- [HOW TO COMPLETE THIS TASK]
Go line by line through the data and copy those with the word "JohnTurner".

──────── TASK INPUTS

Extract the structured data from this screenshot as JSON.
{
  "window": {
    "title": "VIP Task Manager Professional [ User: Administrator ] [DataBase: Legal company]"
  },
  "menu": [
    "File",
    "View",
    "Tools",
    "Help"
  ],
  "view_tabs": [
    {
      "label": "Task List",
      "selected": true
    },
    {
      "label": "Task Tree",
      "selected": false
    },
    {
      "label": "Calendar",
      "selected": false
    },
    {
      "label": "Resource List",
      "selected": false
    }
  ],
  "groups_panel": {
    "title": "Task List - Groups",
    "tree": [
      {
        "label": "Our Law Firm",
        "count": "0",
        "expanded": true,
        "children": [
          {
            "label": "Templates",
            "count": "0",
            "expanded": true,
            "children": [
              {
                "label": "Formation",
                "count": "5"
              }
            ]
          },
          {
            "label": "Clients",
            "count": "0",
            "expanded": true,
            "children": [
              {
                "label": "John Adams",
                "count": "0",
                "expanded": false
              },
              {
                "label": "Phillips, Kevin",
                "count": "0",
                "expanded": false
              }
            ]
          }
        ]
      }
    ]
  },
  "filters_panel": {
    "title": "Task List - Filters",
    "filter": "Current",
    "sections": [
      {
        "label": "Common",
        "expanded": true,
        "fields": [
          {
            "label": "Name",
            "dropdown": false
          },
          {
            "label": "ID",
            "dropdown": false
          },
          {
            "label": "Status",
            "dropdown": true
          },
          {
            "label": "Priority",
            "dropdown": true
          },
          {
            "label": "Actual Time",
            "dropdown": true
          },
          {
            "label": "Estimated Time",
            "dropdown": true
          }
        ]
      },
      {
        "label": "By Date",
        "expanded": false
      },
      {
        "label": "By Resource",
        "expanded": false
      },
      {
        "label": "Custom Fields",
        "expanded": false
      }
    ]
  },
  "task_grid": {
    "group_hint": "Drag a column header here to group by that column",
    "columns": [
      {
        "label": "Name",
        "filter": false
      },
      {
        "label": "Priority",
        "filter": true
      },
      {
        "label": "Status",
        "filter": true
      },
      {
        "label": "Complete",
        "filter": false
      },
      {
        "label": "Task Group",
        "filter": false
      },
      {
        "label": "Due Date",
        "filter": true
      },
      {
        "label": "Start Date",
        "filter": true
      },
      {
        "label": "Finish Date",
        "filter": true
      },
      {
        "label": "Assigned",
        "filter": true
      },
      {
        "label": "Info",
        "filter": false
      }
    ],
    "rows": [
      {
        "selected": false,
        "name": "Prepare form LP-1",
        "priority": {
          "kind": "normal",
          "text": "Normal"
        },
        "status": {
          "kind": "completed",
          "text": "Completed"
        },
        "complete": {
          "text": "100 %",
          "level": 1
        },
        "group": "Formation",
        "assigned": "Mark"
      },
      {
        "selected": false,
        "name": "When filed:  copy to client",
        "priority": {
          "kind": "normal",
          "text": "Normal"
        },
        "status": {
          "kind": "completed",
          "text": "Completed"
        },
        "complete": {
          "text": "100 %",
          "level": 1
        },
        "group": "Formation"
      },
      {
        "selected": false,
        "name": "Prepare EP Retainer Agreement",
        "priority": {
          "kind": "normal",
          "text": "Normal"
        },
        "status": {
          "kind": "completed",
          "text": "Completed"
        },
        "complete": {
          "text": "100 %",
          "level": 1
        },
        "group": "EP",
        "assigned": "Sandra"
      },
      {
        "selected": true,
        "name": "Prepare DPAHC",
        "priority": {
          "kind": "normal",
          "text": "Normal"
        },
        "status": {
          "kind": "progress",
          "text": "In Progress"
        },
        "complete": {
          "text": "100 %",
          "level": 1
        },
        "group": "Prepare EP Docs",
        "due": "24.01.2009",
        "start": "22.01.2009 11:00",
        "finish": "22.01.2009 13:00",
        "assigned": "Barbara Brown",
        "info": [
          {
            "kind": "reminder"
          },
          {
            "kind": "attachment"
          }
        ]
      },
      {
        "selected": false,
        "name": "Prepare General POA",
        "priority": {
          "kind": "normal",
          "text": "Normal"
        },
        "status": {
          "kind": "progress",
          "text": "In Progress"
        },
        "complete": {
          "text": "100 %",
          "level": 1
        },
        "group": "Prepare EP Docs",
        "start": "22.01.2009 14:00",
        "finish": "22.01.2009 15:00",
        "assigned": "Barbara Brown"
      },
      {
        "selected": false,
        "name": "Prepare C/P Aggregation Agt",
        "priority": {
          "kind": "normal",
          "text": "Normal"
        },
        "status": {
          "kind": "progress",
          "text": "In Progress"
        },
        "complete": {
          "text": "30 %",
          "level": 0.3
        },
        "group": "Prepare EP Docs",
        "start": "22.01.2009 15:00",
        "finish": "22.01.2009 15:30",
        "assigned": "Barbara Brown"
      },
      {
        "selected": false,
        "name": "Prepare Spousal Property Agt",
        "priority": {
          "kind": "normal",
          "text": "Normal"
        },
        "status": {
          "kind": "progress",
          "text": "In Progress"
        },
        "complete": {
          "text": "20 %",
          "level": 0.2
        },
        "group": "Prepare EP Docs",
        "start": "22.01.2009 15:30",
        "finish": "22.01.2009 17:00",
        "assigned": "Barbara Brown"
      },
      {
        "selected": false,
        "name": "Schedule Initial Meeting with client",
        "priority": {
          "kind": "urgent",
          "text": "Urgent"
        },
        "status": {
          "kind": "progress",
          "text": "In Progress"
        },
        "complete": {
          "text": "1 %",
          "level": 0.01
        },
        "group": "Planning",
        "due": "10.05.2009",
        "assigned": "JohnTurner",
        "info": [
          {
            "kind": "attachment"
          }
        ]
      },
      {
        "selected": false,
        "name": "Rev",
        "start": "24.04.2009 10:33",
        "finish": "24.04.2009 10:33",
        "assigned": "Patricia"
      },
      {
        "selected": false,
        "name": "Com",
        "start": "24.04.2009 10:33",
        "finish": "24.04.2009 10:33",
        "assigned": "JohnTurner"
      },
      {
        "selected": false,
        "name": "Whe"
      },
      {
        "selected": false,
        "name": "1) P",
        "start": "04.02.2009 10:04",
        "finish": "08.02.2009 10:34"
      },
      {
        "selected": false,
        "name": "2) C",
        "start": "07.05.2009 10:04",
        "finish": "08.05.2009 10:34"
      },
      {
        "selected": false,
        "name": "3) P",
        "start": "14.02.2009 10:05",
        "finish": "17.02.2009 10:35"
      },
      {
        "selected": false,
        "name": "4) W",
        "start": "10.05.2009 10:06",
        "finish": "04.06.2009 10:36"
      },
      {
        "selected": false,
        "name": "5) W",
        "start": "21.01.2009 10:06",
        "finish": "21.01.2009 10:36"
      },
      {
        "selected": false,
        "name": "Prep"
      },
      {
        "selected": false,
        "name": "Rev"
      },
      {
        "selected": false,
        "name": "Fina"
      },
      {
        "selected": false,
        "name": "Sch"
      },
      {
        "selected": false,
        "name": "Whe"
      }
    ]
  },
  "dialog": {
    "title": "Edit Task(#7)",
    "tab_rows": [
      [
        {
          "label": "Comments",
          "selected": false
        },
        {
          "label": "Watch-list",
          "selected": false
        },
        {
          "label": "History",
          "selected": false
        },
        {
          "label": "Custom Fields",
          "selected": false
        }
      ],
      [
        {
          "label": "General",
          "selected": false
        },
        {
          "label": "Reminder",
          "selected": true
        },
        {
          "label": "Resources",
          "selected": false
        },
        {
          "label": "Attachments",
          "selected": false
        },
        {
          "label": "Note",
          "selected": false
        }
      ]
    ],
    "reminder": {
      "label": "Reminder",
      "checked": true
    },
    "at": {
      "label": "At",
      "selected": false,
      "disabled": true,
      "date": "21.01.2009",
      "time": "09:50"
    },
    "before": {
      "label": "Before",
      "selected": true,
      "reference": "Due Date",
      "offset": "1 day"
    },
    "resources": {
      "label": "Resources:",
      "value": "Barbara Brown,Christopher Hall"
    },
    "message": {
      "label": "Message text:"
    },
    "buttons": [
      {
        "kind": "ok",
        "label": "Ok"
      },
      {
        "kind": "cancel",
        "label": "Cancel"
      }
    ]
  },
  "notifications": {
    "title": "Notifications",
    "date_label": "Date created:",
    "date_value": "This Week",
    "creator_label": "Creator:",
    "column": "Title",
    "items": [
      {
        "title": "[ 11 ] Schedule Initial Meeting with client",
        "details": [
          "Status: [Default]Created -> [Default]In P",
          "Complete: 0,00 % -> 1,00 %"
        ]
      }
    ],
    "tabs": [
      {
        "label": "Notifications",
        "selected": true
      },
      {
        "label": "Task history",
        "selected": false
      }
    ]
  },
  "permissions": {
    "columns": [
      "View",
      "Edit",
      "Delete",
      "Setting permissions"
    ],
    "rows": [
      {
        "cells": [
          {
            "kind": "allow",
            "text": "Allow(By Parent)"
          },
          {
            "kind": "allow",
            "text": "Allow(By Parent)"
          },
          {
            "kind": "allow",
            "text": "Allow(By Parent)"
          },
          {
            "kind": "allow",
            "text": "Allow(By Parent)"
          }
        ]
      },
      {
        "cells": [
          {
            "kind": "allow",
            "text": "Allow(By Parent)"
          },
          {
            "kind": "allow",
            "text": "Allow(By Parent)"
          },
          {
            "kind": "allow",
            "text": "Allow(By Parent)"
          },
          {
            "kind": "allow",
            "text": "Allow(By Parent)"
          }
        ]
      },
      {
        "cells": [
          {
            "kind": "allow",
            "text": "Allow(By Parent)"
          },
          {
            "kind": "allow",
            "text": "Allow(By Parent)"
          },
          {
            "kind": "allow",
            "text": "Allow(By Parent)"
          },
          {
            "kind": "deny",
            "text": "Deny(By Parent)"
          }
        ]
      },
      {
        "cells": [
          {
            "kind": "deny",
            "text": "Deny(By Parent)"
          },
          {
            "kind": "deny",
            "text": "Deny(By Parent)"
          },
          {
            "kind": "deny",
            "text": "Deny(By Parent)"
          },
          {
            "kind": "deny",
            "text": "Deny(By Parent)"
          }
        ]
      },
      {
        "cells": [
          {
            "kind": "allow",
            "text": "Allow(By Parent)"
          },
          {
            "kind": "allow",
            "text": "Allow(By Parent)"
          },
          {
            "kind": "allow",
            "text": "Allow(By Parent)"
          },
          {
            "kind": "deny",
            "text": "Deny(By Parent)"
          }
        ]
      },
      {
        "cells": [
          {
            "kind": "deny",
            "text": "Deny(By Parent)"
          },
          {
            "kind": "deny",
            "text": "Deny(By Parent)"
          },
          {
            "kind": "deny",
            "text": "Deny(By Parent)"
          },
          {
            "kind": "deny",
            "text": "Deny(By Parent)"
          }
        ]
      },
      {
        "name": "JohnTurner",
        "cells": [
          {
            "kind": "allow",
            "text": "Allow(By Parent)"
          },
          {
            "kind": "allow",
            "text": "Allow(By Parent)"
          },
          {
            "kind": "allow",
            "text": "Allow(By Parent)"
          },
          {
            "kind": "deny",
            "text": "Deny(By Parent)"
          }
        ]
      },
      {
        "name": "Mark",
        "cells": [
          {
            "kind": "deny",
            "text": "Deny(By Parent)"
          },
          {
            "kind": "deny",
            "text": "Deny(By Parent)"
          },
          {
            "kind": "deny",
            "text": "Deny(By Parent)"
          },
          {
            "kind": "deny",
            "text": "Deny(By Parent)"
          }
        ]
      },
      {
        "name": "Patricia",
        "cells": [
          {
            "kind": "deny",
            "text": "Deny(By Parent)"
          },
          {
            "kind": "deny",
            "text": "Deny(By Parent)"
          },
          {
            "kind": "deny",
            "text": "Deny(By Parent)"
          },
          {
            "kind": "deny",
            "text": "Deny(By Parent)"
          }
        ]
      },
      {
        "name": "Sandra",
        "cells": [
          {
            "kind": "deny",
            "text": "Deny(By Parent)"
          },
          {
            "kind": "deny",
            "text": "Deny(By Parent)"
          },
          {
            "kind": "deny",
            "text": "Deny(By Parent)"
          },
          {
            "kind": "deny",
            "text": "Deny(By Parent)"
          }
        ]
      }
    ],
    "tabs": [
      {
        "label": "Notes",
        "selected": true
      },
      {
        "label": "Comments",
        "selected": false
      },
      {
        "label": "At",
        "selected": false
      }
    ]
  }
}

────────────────

- [FINAL ANSWER]
        "assigned": "JohnTurner",
        "assigned": "JohnTurner"
        "name": "JohnTurner",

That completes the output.